A figure dropping pork products at the entrance of An-Noor mosque in Bridgeport, captured by the mosque's security footage.
Masjid An-Noor
/
Council on American-Islamic Relations
A figure dropping pork products at the entrance of An-Noor mosque in Bridgeport, captured by the mosque's security footage.

Surveillance cameras at An-Noor mosque in Bridgeport captured a person setting two bags of pork products in front of the mosque’s entrance on Saturday. Leaders at the mosque filed a report to the city’s police department, but before the police released the results of the investigation, the same thing happened again on Monday.

“Leaving a bag of pork at a mosque, especially during the sacred month of Ramadan, is a blatant act of disrespect and intimidation,” said Farhan Memon, Connecticut chair for the Council on American-Islamic Relations (CAIR).

“This isn't just an isolated incident. It's really a targeted attack on the Muslim community and an attempt to disrupt our religious observances.”

Memon said he’s sure the act was a purposefully hateful one; Muslims don’t eat pork, and the bags were filled with bacon and other pork products.

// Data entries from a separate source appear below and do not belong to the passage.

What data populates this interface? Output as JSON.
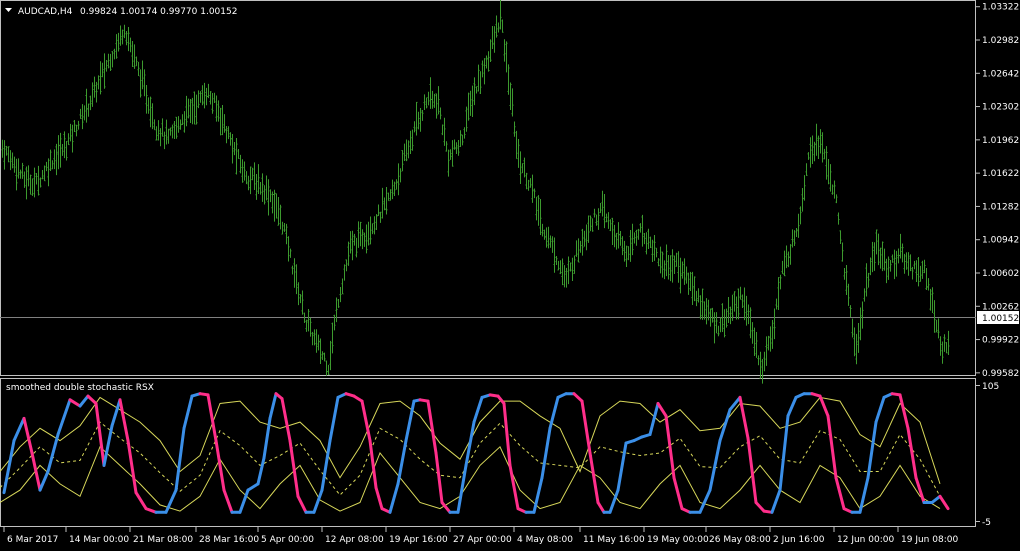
{
  "header": {
    "symbol_timeframe": "AUDCAD,H4",
    "ohlc": "0.99824 1.00174 0.99770 1.00152"
  },
  "indicator": {
    "name": "smoothed double stochastic RSX"
  },
  "colors": {
    "background": "#000000",
    "bars": "#3c9a2e",
    "rsx_up": "#3b8fe8",
    "rsx_down": "#ff2e8a",
    "envelope": "#d8d85a",
    "current_price_line": "#808080"
  },
  "chart_data": [
    {
      "type": "ohlc",
      "title": "AUDCAD,H4",
      "y_ticks": [
        "1.03322",
        "1.02982",
        "1.02642",
        "1.02302",
        "1.01962",
        "1.01622",
        "1.01282",
        "1.00942",
        "1.00602",
        "1.00262",
        "0.99922",
        "0.99582"
      ],
      "ylim": [
        0.9956,
        1.0336
      ],
      "current_price": "1.00152",
      "anchors": [
        [
          0,
          1.019
        ],
        [
          10,
          1.0178
        ],
        [
          24,
          1.0156
        ],
        [
          36,
          1.0152
        ],
        [
          52,
          1.0176
        ],
        [
          64,
          1.0188
        ],
        [
          78,
          1.0214
        ],
        [
          92,
          1.024
        ],
        [
          106,
          1.0272
        ],
        [
          118,
          1.0296
        ],
        [
          124,
          1.0312
        ],
        [
          132,
          1.0286
        ],
        [
          144,
          1.0248
        ],
        [
          156,
          1.021
        ],
        [
          168,
          1.0196
        ],
        [
          182,
          1.0218
        ],
        [
          196,
          1.0232
        ],
        [
          206,
          1.0246
        ],
        [
          220,
          1.0222
        ],
        [
          232,
          1.019
        ],
        [
          244,
          1.0162
        ],
        [
          258,
          1.0152
        ],
        [
          270,
          1.014
        ],
        [
          282,
          1.0112
        ],
        [
          294,
          1.006
        ],
        [
          306,
          1.001
        ],
        [
          318,
          0.9984
        ],
        [
          328,
          0.9966
        ],
        [
          338,
          1.0034
        ],
        [
          350,
          1.0086
        ],
        [
          364,
          1.01
        ],
        [
          378,
          1.0118
        ],
        [
          392,
          1.0142
        ],
        [
          404,
          1.0176
        ],
        [
          416,
          1.0212
        ],
        [
          428,
          1.024
        ],
        [
          438,
          1.0232
        ],
        [
          448,
          1.0178
        ],
        [
          460,
          1.0192
        ],
        [
          472,
          1.024
        ],
        [
          484,
          1.027
        ],
        [
          494,
          1.03
        ],
        [
          500,
          1.0322
        ],
        [
          508,
          1.026
        ],
        [
          518,
          1.0178
        ],
        [
          530,
          1.015
        ],
        [
          542,
          1.0108
        ],
        [
          554,
          1.0082
        ],
        [
          566,
          1.0052
        ],
        [
          578,
          1.0086
        ],
        [
          590,
          1.0112
        ],
        [
          602,
          1.0124
        ],
        [
          614,
          1.01
        ],
        [
          626,
          1.008
        ],
        [
          638,
          1.0104
        ],
        [
          650,
          1.0092
        ],
        [
          662,
          1.0068
        ],
        [
          676,
          1.007
        ],
        [
          690,
          1.005
        ],
        [
          704,
          1.0024
        ],
        [
          716,
          1.0006
        ],
        [
          730,
          1.002
        ],
        [
          742,
          1.0038
        ],
        [
          752,
          0.9998
        ],
        [
          762,
          0.9962
        ],
        [
          772,
          1.0004
        ],
        [
          782,
          1.0062
        ],
        [
          792,
          1.009
        ],
        [
          800,
          1.0122
        ],
        [
          808,
          1.0184
        ],
        [
          818,
          1.0196
        ],
        [
          828,
          1.0168
        ],
        [
          836,
          1.013
        ],
        [
          846,
          1.0048
        ],
        [
          856,
          0.998
        ],
        [
          866,
          1.005
        ],
        [
          876,
          1.0086
        ],
        [
          888,
          1.0066
        ],
        [
          900,
          1.008
        ],
        [
          912,
          1.0066
        ],
        [
          924,
          1.0062
        ],
        [
          934,
          1.002
        ],
        [
          942,
          0.998
        ],
        [
          948,
          0.999
        ]
      ]
    },
    {
      "type": "line",
      "title": "smoothed double stochastic RSX",
      "y_ticks": [
        "105",
        "-5"
      ],
      "ylim": [
        -5,
        105
      ],
      "series": [
        {
          "role": "rsx_main",
          "x": [
            4,
            14,
            24,
            32,
            40,
            48,
            58,
            70,
            80,
            88,
            96,
            104,
            112,
            120,
            128,
            136,
            146,
            156,
            166,
            176,
            184,
            192,
            200,
            208,
            216,
            224,
            232,
            240,
            248,
            258,
            264,
            270,
            276,
            282,
            290,
            298,
            306,
            314,
            322,
            330,
            338,
            346,
            354,
            362,
            370,
            376,
            382,
            390,
            398,
            406,
            414,
            420,
            428,
            436,
            442,
            450,
            458,
            466,
            474,
            482,
            490,
            498,
            504,
            510,
            518,
            526,
            534,
            542,
            550,
            558,
            566,
            574,
            582,
            590,
            598,
            604,
            610,
            618,
            626,
            634,
            642,
            650,
            658,
            666,
            674,
            682,
            690,
            700,
            710,
            720,
            730,
            740,
            748,
            756,
            764,
            772,
            780,
            788,
            796,
            804,
            812,
            820,
            828,
            836,
            844,
            852,
            860,
            868,
            876,
            884,
            892,
            900,
            908,
            916,
            924,
            932,
            940,
            948
          ],
          "y": [
            18,
            60,
            78,
            50,
            20,
            35,
            65,
            93,
            88,
            96,
            90,
            40,
            72,
            93,
            60,
            18,
            5,
            2,
            2,
            20,
            70,
            96,
            98,
            97,
            60,
            20,
            2,
            2,
            20,
            25,
            46,
            78,
            98,
            94,
            60,
            15,
            2,
            2,
            20,
            60,
            95,
            98,
            96,
            92,
            60,
            22,
            5,
            2,
            25,
            60,
            92,
            93,
            92,
            50,
            10,
            2,
            2,
            40,
            75,
            95,
            97,
            96,
            90,
            40,
            5,
            2,
            2,
            30,
            70,
            95,
            98,
            98,
            92,
            50,
            10,
            2,
            2,
            20,
            58,
            60,
            63,
            65,
            90,
            80,
            30,
            5,
            2,
            2,
            20,
            60,
            85,
            95,
            62,
            10,
            3,
            2,
            20,
            80,
            95,
            98,
            98,
            96,
            80,
            30,
            5,
            2,
            2,
            30,
            75,
            95,
            98,
            97,
            70,
            30,
            10,
            10,
            15,
            5
          ],
          "rising_color": "blue",
          "falling_color": "magenta"
        },
        {
          "role": "envelope_upper",
          "x": [
            0,
            20,
            40,
            60,
            80,
            100,
            120,
            140,
            160,
            180,
            200,
            220,
            240,
            260,
            280,
            300,
            320,
            340,
            360,
            380,
            400,
            420,
            440,
            460,
            480,
            500,
            520,
            540,
            560,
            580,
            600,
            620,
            640,
            660,
            680,
            700,
            720,
            740,
            760,
            780,
            800,
            820,
            840,
            860,
            880,
            900,
            920,
            940
          ],
          "y": [
            35,
            55,
            70,
            60,
            72,
            95,
            85,
            75,
            60,
            35,
            48,
            90,
            92,
            75,
            70,
            75,
            60,
            30,
            55,
            90,
            92,
            80,
            58,
            45,
            75,
            92,
            92,
            80,
            70,
            35,
            80,
            92,
            90,
            75,
            85,
            68,
            70,
            90,
            88,
            70,
            75,
            95,
            92,
            65,
            55,
            90,
            75,
            25
          ]
        },
        {
          "role": "envelope_lower",
          "x": [
            0,
            20,
            40,
            60,
            80,
            100,
            120,
            140,
            160,
            180,
            200,
            220,
            240,
            260,
            280,
            300,
            320,
            340,
            360,
            380,
            400,
            420,
            440,
            460,
            480,
            500,
            520,
            540,
            560,
            580,
            600,
            620,
            640,
            660,
            680,
            700,
            720,
            740,
            760,
            780,
            800,
            820,
            840,
            860,
            880,
            900,
            920,
            940
          ],
          "y": [
            10,
            20,
            40,
            25,
            15,
            55,
            40,
            25,
            8,
            3,
            15,
            45,
            20,
            5,
            25,
            40,
            12,
            3,
            10,
            50,
            30,
            10,
            5,
            15,
            40,
            55,
            20,
            5,
            10,
            40,
            30,
            10,
            5,
            25,
            40,
            10,
            5,
            20,
            40,
            20,
            10,
            40,
            30,
            5,
            15,
            40,
            15,
            5
          ]
        },
        {
          "role": "signal_dashed",
          "x": [
            0,
            20,
            40,
            60,
            80,
            100,
            120,
            140,
            160,
            180,
            200,
            220,
            240,
            260,
            280,
            300,
            320,
            340,
            360,
            380,
            400,
            420,
            440,
            460,
            480,
            500,
            520,
            540,
            560,
            580,
            600,
            620,
            640,
            660,
            680,
            700,
            720,
            740,
            760,
            780,
            800,
            820,
            840,
            860,
            880,
            900,
            920,
            940
          ],
          "y": [
            22,
            38,
            55,
            42,
            44,
            75,
            62,
            50,
            34,
            19,
            32,
            68,
            56,
            40,
            48,
            58,
            36,
            16,
            32,
            70,
            61,
            45,
            32,
            30,
            58,
            74,
            56,
            42,
            40,
            38,
            55,
            51,
            48,
            50,
            62,
            39,
            38,
            55,
            64,
            45,
            42,
            68,
            61,
            35,
            35,
            65,
            45,
            15
          ]
        }
      ]
    }
  ],
  "x_axis": {
    "labels": [
      "6 Mar 2017",
      "14 Mar 00:00",
      "21 Mar 08:00",
      "28 Mar 16:00",
      "5 Apr 00:00",
      "12 Apr 08:00",
      "19 Apr 16:00",
      "27 Apr 00:00",
      "4 May 08:00",
      "11 May 16:00",
      "19 May 00:00",
      "26 May 08:00",
      "2 Jun 16:00",
      "12 Jun 00:00",
      "19 Jun 08:00"
    ]
  }
}
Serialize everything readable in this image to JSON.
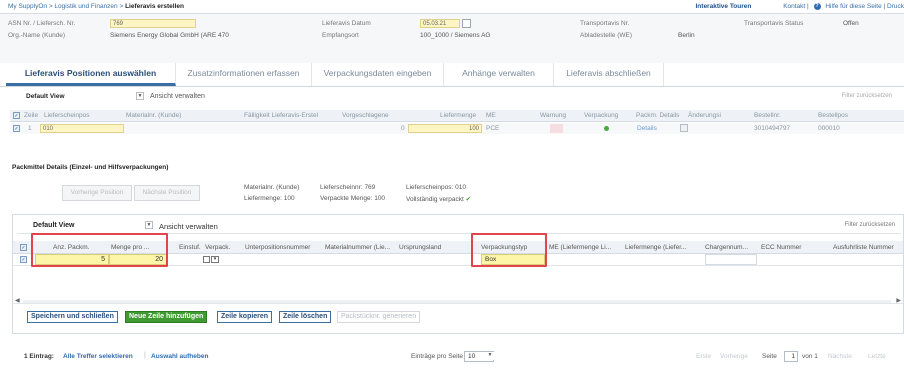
{
  "breadcrumb": {
    "path": "My SupplyOn > Logistik und Finanzen >",
    "current": "Lieferavis erstellen"
  },
  "top_links": {
    "tours": "Interaktive Touren",
    "contact": "Kontakt |",
    "help": "Hilfe für diese Seite | Druck"
  },
  "header": {
    "asn_label": "ASN Nr. / Liefersch. Nr.",
    "asn_value": "769",
    "org_label": "Org.-Name (Kunde)",
    "org_value": "Siemens Energy Global GmbH (ARE 470",
    "date_label": "Lieferavis Datum",
    "date_value": "05.03.21",
    "receiver_label": "Empfangsort",
    "receiver_value": "100_1000 / Siemens AG",
    "transport_label": "Transportavis Nr.",
    "unload_label": "Abladestelle (WE)",
    "unload_value": "Berlin",
    "status_label": "Transportavis Status",
    "status_value": "Offen"
  },
  "tabs": [
    {
      "label": "Lieferavis Positionen auswählen"
    },
    {
      "label": "Zusatzinformationen erfassen"
    },
    {
      "label": "Verpackungsdaten eingeben"
    },
    {
      "label": "Anhänge verwalten"
    },
    {
      "label": "Lieferavis abschließen"
    }
  ],
  "positions": {
    "view_label": "Default View",
    "manage_views": "Ansicht verwalten",
    "reset_filter": "Filter zurücksetzen",
    "columns": [
      "Zeile",
      "Lieferscheinpos",
      "Materialnr. (Kunde)",
      "Fälligkeit Lieferavis-Erstel",
      "Vorgeschlagene",
      "Liefermenge",
      "ME",
      "Warnung",
      "Verpackung",
      "Packm. Details",
      "Änderungsi",
      "Bestellnr.",
      "Bestellpos"
    ],
    "row": {
      "line": "1",
      "pos": "010",
      "suggested": "0",
      "qty": "100",
      "unit": "PCE",
      "details": "Details",
      "order": "3010494797",
      "order_pos": "000010"
    }
  },
  "packing": {
    "title": "Packmittel Details (Einzel- und Hilfsverpackungen)",
    "prev_btn": "Vorherige Position",
    "next_btn": "Nächste Position",
    "mat_label": "Materialnr. (Kunde)",
    "qty_label": "Liefermenge: 100",
    "slip_label": "Lieferscheinnr: 769",
    "packed_label": "Verpackte Menge: 100",
    "slippos_label": "Lieferscheinpos: 010",
    "complete_label": "Vollständig verpackt",
    "view_label": "Default View",
    "manage_views": "Ansicht verwalten",
    "reset_filter": "Filter zurücksetzen",
    "columns": [
      "Anz. Packm.",
      "Menge pro ...",
      "Einstuf.",
      "Verpack.",
      "Unterpositionsnummer",
      "Materialnummer (Lie...",
      "Ursprungsland",
      "Verpackungstyp",
      "ME (Liefermenge Li...",
      "Liefermenge (Liefer...",
      "Chargennum...",
      "ECC Nummer",
      "Ausfuhrliste Nummer"
    ],
    "row": {
      "count": "5",
      "per": "20",
      "type": "Box"
    }
  },
  "actions": {
    "save_close": "Speichern und schließen",
    "add_row": "Neue Zeile hinzufügen",
    "copy_row": "Zeile kopieren",
    "delete_row": "Zeile löschen",
    "generate": "Packstücknr. generieren"
  },
  "footer": {
    "count": "1 Eintrag:",
    "select_all": "Alle Treffer selektieren",
    "deselect": "Auswahl aufheben",
    "per_page_label": "Einträge pro Seite",
    "per_page": "10",
    "first": "Erste",
    "prev": "Vorherige",
    "page_label": "Seite",
    "page": "1",
    "of": "von 1",
    "next": "Nächste",
    "last": "Letzte"
  },
  "colors": {
    "accent": "#3a6ea5",
    "highlight": "#e2444c",
    "field": "#fdf6a8",
    "add_button": "#3f9b31"
  }
}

In addition to both incidents being reported to the Bridgeport police, Memon said CAIR has contacted Connecticut’s Hate Crime Investigative Unit. A recent CAIR report showed complaints to the group concerning anti-Muslim acts have risen 178% in recent months; those numbers are in response to the war in Gaza, Memon said.

For all houses of worship, keeping communities safe isn’t cheap.

“Security costs thousands of dollars for mosques and other houses of worship,” Memon said.

“It's really sad, because usually we want houses of worship to be a place of spirituality where people go to find peace and community. And instead, they're being turned into armed forts.”

Reports from the Bridgeport Police Department are yet to be released.

Eda Uzunlar is WSHU's Poynter Fellow for Media and Journalism.